■ **THE TASK**: Look through the data below for the string "header", and copy every line where it turns up.

==== PROVIDED ENTRIES

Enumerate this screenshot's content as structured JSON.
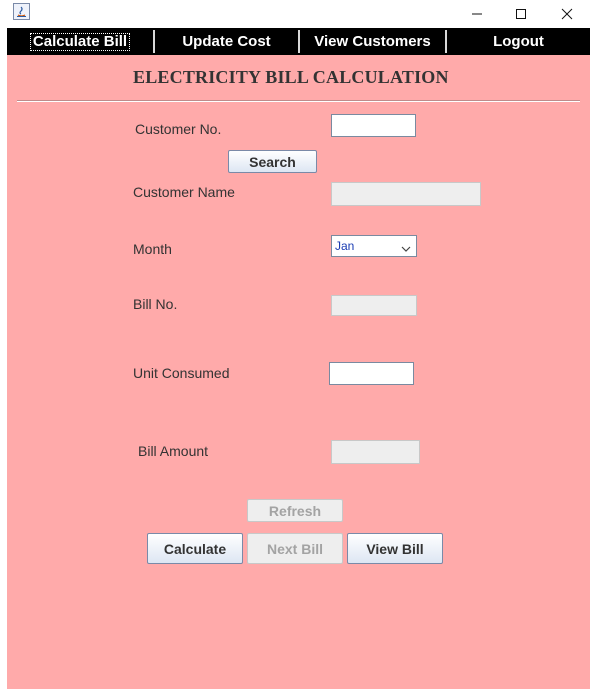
{
  "window": {
    "minimize_glyph": "—",
    "maximize_glyph": "☐",
    "close_glyph": "✕"
  },
  "menu": {
    "calculate_bill": "Calculate Bill",
    "update_cost": "Update Cost",
    "view_customers": "View Customers",
    "logout": "Logout"
  },
  "form": {
    "title": "ELECTRICITY BILL CALCULATION",
    "customer_no_label": "Customer No.",
    "customer_no_value": "",
    "search_button": "Search",
    "customer_name_label": "Customer Name",
    "customer_name_value": "",
    "month_label": "Month",
    "month_selected": "Jan",
    "bill_no_label": "Bill No.",
    "bill_no_value": "",
    "unit_consumed_label": "Unit Consumed",
    "unit_consumed_value": "",
    "bill_amount_label": "Bill Amount",
    "bill_amount_value": "",
    "refresh_button": "Refresh",
    "calculate_button": "Calculate",
    "next_bill_button": "Next Bill",
    "view_bill_button": "View Bill"
  },
  "colors": {
    "panel": "#ffaaaa",
    "menubar": "#000000"
  },
  "icons": {
    "app_icon": "java-icon",
    "dropdown_icon": "chevron-down-icon"
  }
}
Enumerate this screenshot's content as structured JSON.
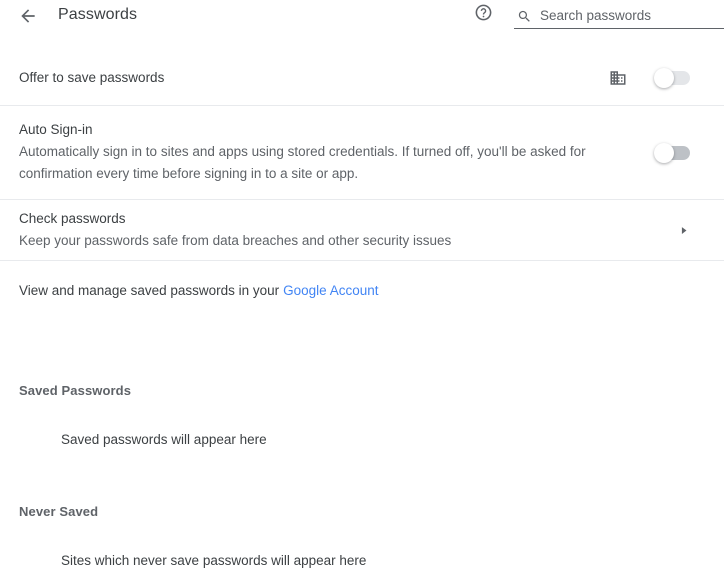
{
  "header": {
    "back_icon": "back-arrow-icon",
    "title": "Passwords",
    "help_icon": "help-circle-icon",
    "search_icon": "search-icon",
    "search_placeholder": "Search passwords",
    "search_value": ""
  },
  "settings": {
    "offer_to_save": {
      "title": "Offer to save passwords",
      "managed_icon": "enterprise-building-icon",
      "toggle_state": "off"
    },
    "auto_signin": {
      "title": "Auto Sign-in",
      "description": "Automatically sign in to sites and apps using stored credentials. If turned off, you'll be asked for confirmation every time before signing in to a site or app.",
      "toggle_state": "off"
    },
    "check_passwords": {
      "title": "Check passwords",
      "description": "Keep your passwords safe from data breaches and other security issues",
      "chevron_icon": "chevron-right-icon"
    }
  },
  "manage": {
    "text": "View and manage saved passwords in your",
    "link_label": "Google Account"
  },
  "saved_passwords": {
    "header": "Saved Passwords",
    "empty_text": "Saved passwords will appear here"
  },
  "never_saved": {
    "header": "Never Saved",
    "empty_text": "Sites which never save passwords will appear here"
  },
  "colors": {
    "link": "#4285f4",
    "text_primary": "#3c4043",
    "text_secondary": "#5f6368",
    "divider": "#e8eaed"
  }
}
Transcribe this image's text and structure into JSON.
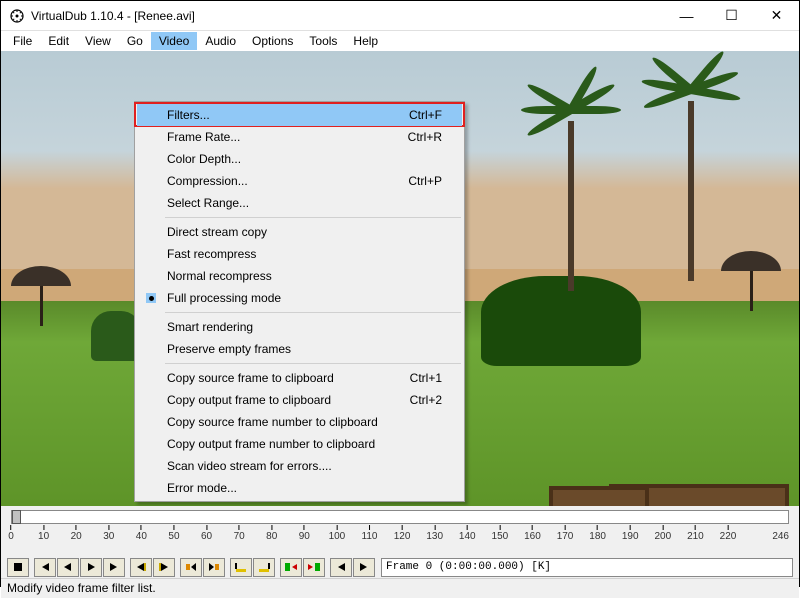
{
  "title": "VirtualDub 1.10.4 - [Renee.avi]",
  "window_controls": {
    "min": "—",
    "max": "☐",
    "close": "✕"
  },
  "menubar": [
    "File",
    "Edit",
    "View",
    "Go",
    "Video",
    "Audio",
    "Options",
    "Tools",
    "Help"
  ],
  "active_menu_index": 4,
  "dropdown": {
    "groups": [
      [
        {
          "label": "Filters...",
          "shortcut": "Ctrl+F",
          "highlighted": true
        },
        {
          "label": "Frame Rate...",
          "shortcut": "Ctrl+R"
        },
        {
          "label": "Color Depth..."
        },
        {
          "label": "Compression...",
          "shortcut": "Ctrl+P"
        },
        {
          "label": "Select Range..."
        }
      ],
      [
        {
          "label": "Direct stream copy"
        },
        {
          "label": "Fast recompress"
        },
        {
          "label": "Normal recompress"
        },
        {
          "label": "Full processing mode",
          "radio": true
        }
      ],
      [
        {
          "label": "Smart rendering"
        },
        {
          "label": "Preserve empty frames"
        }
      ],
      [
        {
          "label": "Copy source frame to clipboard",
          "shortcut": "Ctrl+1"
        },
        {
          "label": "Copy output frame to clipboard",
          "shortcut": "Ctrl+2"
        },
        {
          "label": "Copy source frame number to clipboard"
        },
        {
          "label": "Copy output frame number to clipboard"
        },
        {
          "label": "Scan video stream for errors...."
        },
        {
          "label": "Error mode..."
        }
      ]
    ]
  },
  "ruler": {
    "ticks": [
      0,
      10,
      20,
      30,
      40,
      50,
      60,
      70,
      80,
      90,
      100,
      110,
      120,
      130,
      140,
      150,
      160,
      170,
      180,
      190,
      200,
      210,
      220
    ],
    "end": 246
  },
  "toolbar_icons": [
    "stop",
    "seek-start",
    "step-back",
    "step-fwd",
    "seek-end",
    "prev-key",
    "next-key",
    "prev-scene",
    "next-scene",
    "mark-in",
    "mark-out",
    "goto-in",
    "goto-out",
    "prev-drop",
    "next-drop"
  ],
  "frame_display": "Frame 0 (0:00:00.000) [K]",
  "statusbar": "Modify video frame filter list."
}
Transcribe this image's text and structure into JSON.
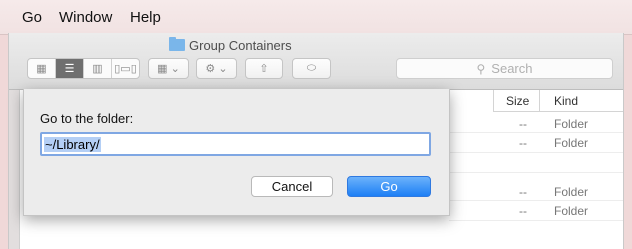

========

■ **REPLY TO THE EXERCISE**:
  "header": {
    "header": "Saved Passwords",
    "header": "Never Saved",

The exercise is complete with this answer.